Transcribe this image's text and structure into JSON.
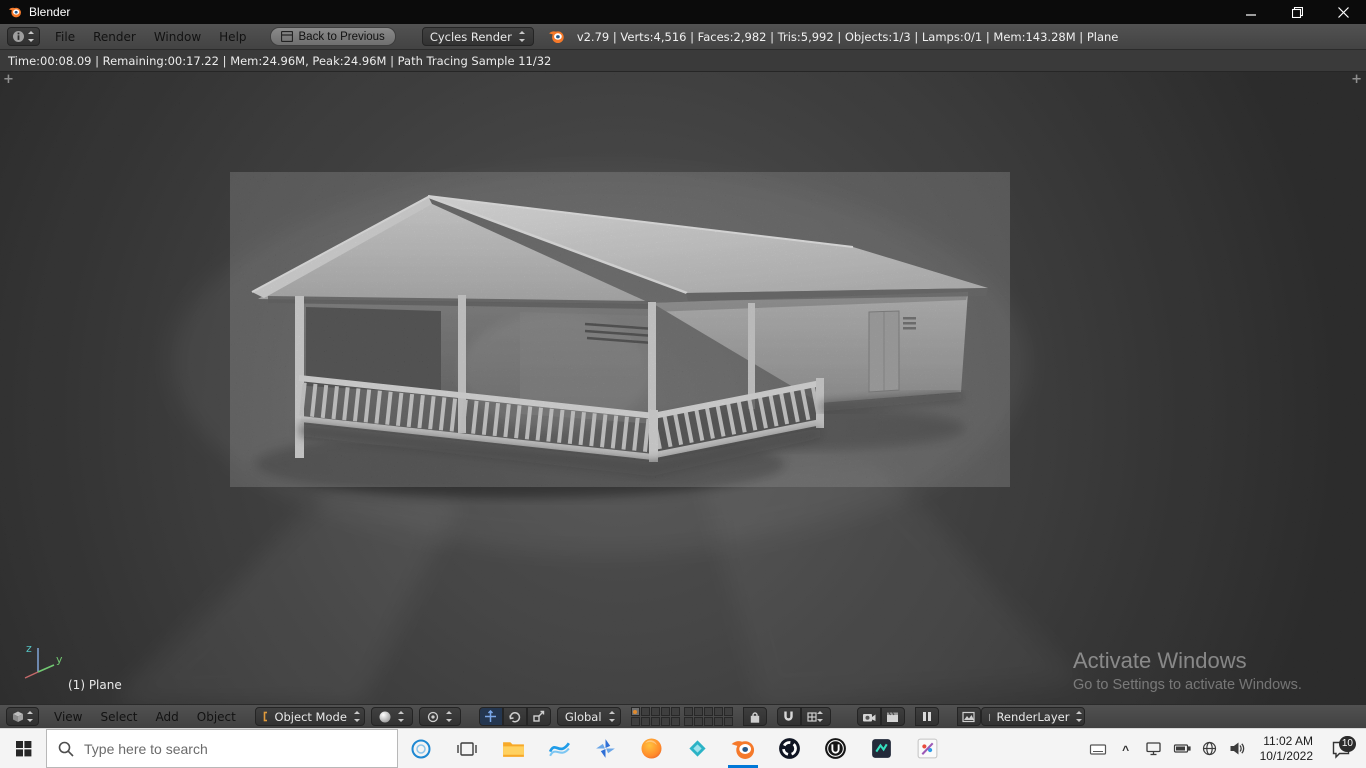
{
  "window": {
    "title": "Blender"
  },
  "top_header": {
    "menus": [
      "File",
      "Render",
      "Window",
      "Help"
    ],
    "back_button": "Back to Previous",
    "engine": "Cycles Render",
    "stats": "v2.79 | Verts:4,516 | Faces:2,982 | Tris:5,992 | Objects:1/3 | Lamps:0/1 | Mem:143.28M | Plane"
  },
  "render_status": {
    "text": "Time:00:08.09 | Remaining:00:17.22 | Mem:24.96M, Peak:24.96M | Path Tracing Sample 11/32"
  },
  "viewport": {
    "object_info": "(1) Plane",
    "axis": {
      "z": "z",
      "y": "y"
    },
    "watermark": {
      "title": "Activate Windows",
      "subtitle": "Go to Settings to activate Windows."
    }
  },
  "view3d_header": {
    "menus": [
      "View",
      "Select",
      "Add",
      "Object"
    ],
    "mode": "Object Mode",
    "orientation": "Global",
    "render_layer": "RenderLayer"
  },
  "taskbar": {
    "search_placeholder": "Type here to search",
    "time": "11:02 AM",
    "date": "10/1/2022",
    "badge": "10"
  },
  "icons": {
    "area_split": "+",
    "tray_expand": "^"
  },
  "colors": {
    "accent_blue": "#0078d7",
    "blender_orange": "#f5792a",
    "header_gray": "#474747",
    "viewport_dark": "#1d1d1d",
    "taskbar_light": "#f4f4f4"
  }
}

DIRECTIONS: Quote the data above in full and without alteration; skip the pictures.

WRITTEN SOLUTION:
Transcribe this image's text and structure into JSON.
{
  "window": {
    "title": "Blender"
  },
  "top_header": {
    "menus": [
      "File",
      "Render",
      "Window",
      "Help"
    ],
    "back_button": "Back to Previous",
    "engine": "Cycles Render",
    "stats": "v2.79 | Verts:4,516 | Faces:2,982 | Tris:5,992 | Objects:1/3 | Lamps:0/1 | Mem:143.28M | Plane"
  },
  "render_status": {
    "text": "Time:00:08.09 | Remaining:00:17.22 | Mem:24.96M, Peak:24.96M | Path Tracing Sample 11/32"
  },
  "viewport": {
    "object_info": "(1) Plane",
    "axis": {
      "z": "z",
      "y": "y"
    },
    "watermark": {
      "title": "Activate Windows",
      "subtitle": "Go to Settings to activate Windows."
    }
  },
  "view3d_header": {
    "menus": [
      "View",
      "Select",
      "Add",
      "Object"
    ],
    "mode": "Object Mode",
    "orientation": "Global",
    "render_layer": "RenderLayer"
  },
  "taskbar": {
    "search_placeholder": "Type here to search",
    "time": "11:02 AM",
    "date": "10/1/2022",
    "badge": "10"
  },
  "icons": {
    "area_split": "+",
    "tray_expand": "^"
  },
  "colors": {
    "accent_blue": "#0078d7",
    "blender_orange": "#f5792a",
    "header_gray": "#474747",
    "viewport_dark": "#1d1d1d",
    "taskbar_light": "#f4f4f4"
  }
}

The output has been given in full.